— Task details —
Scan the entries below for "Motor" and copy each line that holds it.

Records from a data collection:

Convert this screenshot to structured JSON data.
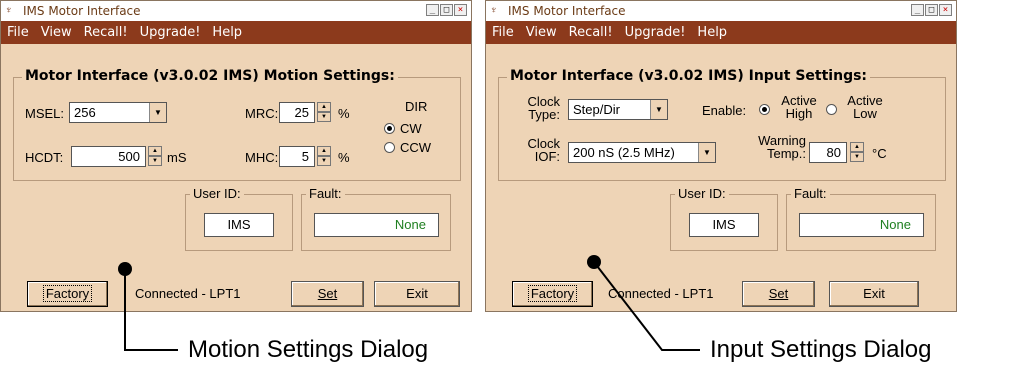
{
  "left_window": {
    "title": "IMS Motor Interface",
    "menu": [
      "File",
      "View",
      "Recall!",
      "Upgrade!",
      "Help"
    ],
    "group_title": "Motor Interface (v3.0.02 IMS) Motion Settings:",
    "msel": {
      "label": "MSEL:",
      "value": "256"
    },
    "mrc": {
      "label": "MRC:",
      "value": "25",
      "unit": "%"
    },
    "dir": {
      "label": "DIR",
      "options": [
        "CW",
        "CCW"
      ],
      "selected": "CW"
    },
    "hcdt": {
      "label": "HCDT:",
      "value": "500",
      "unit": "mS"
    },
    "mhc": {
      "label": "MHC:",
      "value": "5",
      "unit": "%"
    },
    "user_id": {
      "label": "User ID:",
      "value": "IMS"
    },
    "fault": {
      "label": "Fault:",
      "value": "None"
    },
    "buttons": {
      "factory": "Factory",
      "set": "Set",
      "exit": "Exit"
    },
    "status": "Connected - LPT1"
  },
  "right_window": {
    "title": "IMS Motor Interface",
    "menu": [
      "File",
      "View",
      "Recall!",
      "Upgrade!",
      "Help"
    ],
    "group_title": "Motor Interface (v3.0.02 IMS) Input Settings:",
    "clock_type": {
      "label_line1": "Clock",
      "label_line2": "Type:",
      "value": "Step/Dir"
    },
    "enable": {
      "label": "Enable:",
      "opt1_line1": "Active",
      "opt1_line2": "High",
      "opt2_line1": "Active",
      "opt2_line2": "Low",
      "selected": "Active High"
    },
    "clock_iof": {
      "label_line1": "Clock",
      "label_line2": "IOF:",
      "value": "200 nS (2.5 MHz)"
    },
    "warning_temp": {
      "label_line1": "Warning",
      "label_line2": "Temp.:",
      "value": "80",
      "unit": "°C"
    },
    "user_id": {
      "label": "User ID:",
      "value": "IMS"
    },
    "fault": {
      "label": "Fault:",
      "value": "None"
    },
    "buttons": {
      "factory": "Factory",
      "set": "Set",
      "exit": "Exit"
    },
    "status": "Connected - LPT1"
  },
  "captions": {
    "left": "Motion Settings Dialog",
    "right": "Input Settings Dialog"
  },
  "colors": {
    "menubar": "#8c3a1c",
    "dialog_bg": "#eed4b6",
    "fault_text": "#1f7f20"
  }
}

— Solved exercise —
    "title": "IMS Motor Interface",
    "group_title": "Motor Interface (v3.0.02 IMS) Motion Settings:",
    "title": "IMS Motor Interface",
    "group_title": "Motor Interface (v3.0.02 IMS) Input Settings:",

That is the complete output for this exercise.